Among the various Christian denominations, though, there are diverse ways of celebrating Christmas. For example, Jehovah’s Witnesses, and people in some other Christian denominations believe in Jesus, but they do not use symbols typically associated with Christmas such as Christmas trees, Santa Claus and reindeer. Some Latino cultures celebrate Las Posadas, and there is the Swedish tradition of St. Lucia.
The Jewish holiday of Hanukkah also often falls in December. The Jewish calendar follows a lunar cycle, so Hanukkah is celebrated on the same day of the Jewish calendar each year (the 25th of Kislev), but this corresponds to a different date each year on the calendar used in the United States. In 2012, Hanukkah was celebrated from the evenings of Dec. 8 through Dec. 15. The holiday commemorates an event in Jewish history, when a small group of Jews fought a large and powerful group of people who ultimately destroyed the great Temple of the Jewish people.

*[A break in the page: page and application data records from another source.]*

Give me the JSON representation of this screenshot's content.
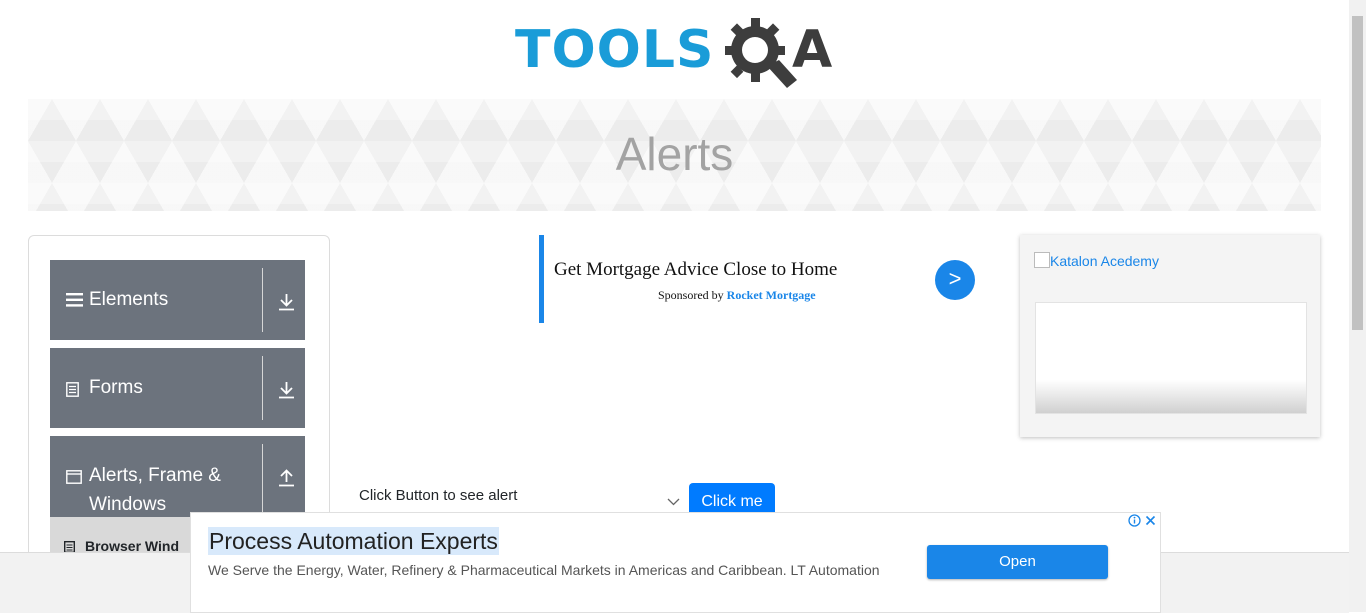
{
  "header": {
    "logo_text_left": "TOOLS",
    "logo_text_right": "A",
    "logo_alt": "TOOLSQA"
  },
  "banner": {
    "title": "Alerts"
  },
  "sidebar": {
    "groups": [
      {
        "label": "Elements",
        "icon": "hamburger-icon",
        "arrow": "download-arrow-icon"
      },
      {
        "label": "Forms",
        "icon": "document-icon",
        "arrow": "download-arrow-icon"
      },
      {
        "label_line1": "Alerts, Frame &",
        "label_line2": "Windows",
        "icon": "window-icon",
        "arrow": "upload-arrow-icon"
      }
    ],
    "active_item": {
      "label": "Browser Wind",
      "icon": "page-icon"
    }
  },
  "ad_center": {
    "headline": "Get Mortgage Advice Close to Home",
    "sponsored_by": "Sponsored by",
    "sponsor": "Rocket Mortgage",
    "go": ">"
  },
  "ad_right": {
    "alt_text": "Katalon Acedemy"
  },
  "alert_section": {
    "label": "Click Button to see alert",
    "button": "Click me"
  },
  "ad_bottom": {
    "title": "Process Automation Experts",
    "description": "We Serve the Energy, Water, Refinery & Pharmaceutical Markets in Americas and Caribbean. LT Automation",
    "open": "Open"
  },
  "colors": {
    "brand_blue": "#1a9cd8",
    "nav_gray": "#6c737d",
    "button_blue": "#007bff",
    "ad_blue": "#1a86e8"
  }
}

In the temple, a menorah was always lit, using a special oil. In cleaning up the remains of the destroyed temple, the Jews found a small amount of oil, enough to light the menorah for only one day. One of the Hanukkah miracles was that the oil lasted for eight days, allowing for time to procure more oil.
To commemorate the miracle of the oil lasting for eight days, we celebrate Hanukkah by lighting candles in a menorah for eight nights, each night adding one more candle, until on the last night, all candles are lit.
Other traditions associated with Hanukkah are eating potato pancakes fried in oil (to commemorate the oil miracle), called latkes, or fried doughnuts, called sufganiyot. Dreidels, a small spinning top are associated with the holiday, too. The dreidel is inscribed with a Hebrew letter on each side, and is a reminder of the great miracle that took place.
Interestingly, Hanukkah is never mentioned in the Bible, but rather is mentioned in ancillary texts and is a relatively minor holiday. There are no requirements to refrain from work, as there are in other Jewish holidays. Major holidays in Judaism are Rosh Hashanna, Yom Kippur and Passover, which recently was celebrated.
I enjoy the larger message or meaning of Hanukkah, which is freedom of religion. At the time of the Hanukkah story, the rulers of the land where the Jews lived forbade Jews from practicing their religion, and speaking their language. Many Jews took on the customs of the conquerors in order to survive, as happened in future periods like the Inquisition and the Holocaust for Jews (this week was Yom Hashoah or Holocaust Remembrance Day), during slavery for African Americans, and during the conquering of Native American lands by European people (think about the boarding schools for tribal children).
This meant not just assimilating but forgoing their traditions and converting religions.
Thankfully, in the United States, the First Amendment of the U.S. Constitution guarantees religious freedom, stating, “Congress shall make no law respecting an establishment of religion, or prohibiting the free exercise thereof.”
I have explained a little bit about Hanukkah, a Jewish holiday, as I am Jewish. Personally, I enjoy learning about religious, ethnic and cultural traditions different than my own.
We have an opportunity to do so in Albert Lea. On Tuesday, Adeel Ahmed will speak about Islam at Southwest Middle School’s auditorium from 6:30 to 8 p.m. Come to learn some facts and myths about this ancient religion, one practiced by Minnesotans across the state. I wish all of the readers of these words compassion, peace and love, as we continue to learn about each other, both our differences and similarities.
Taryn Israel Nechanicky is a member of the Human Rights Commission of Albert Lea.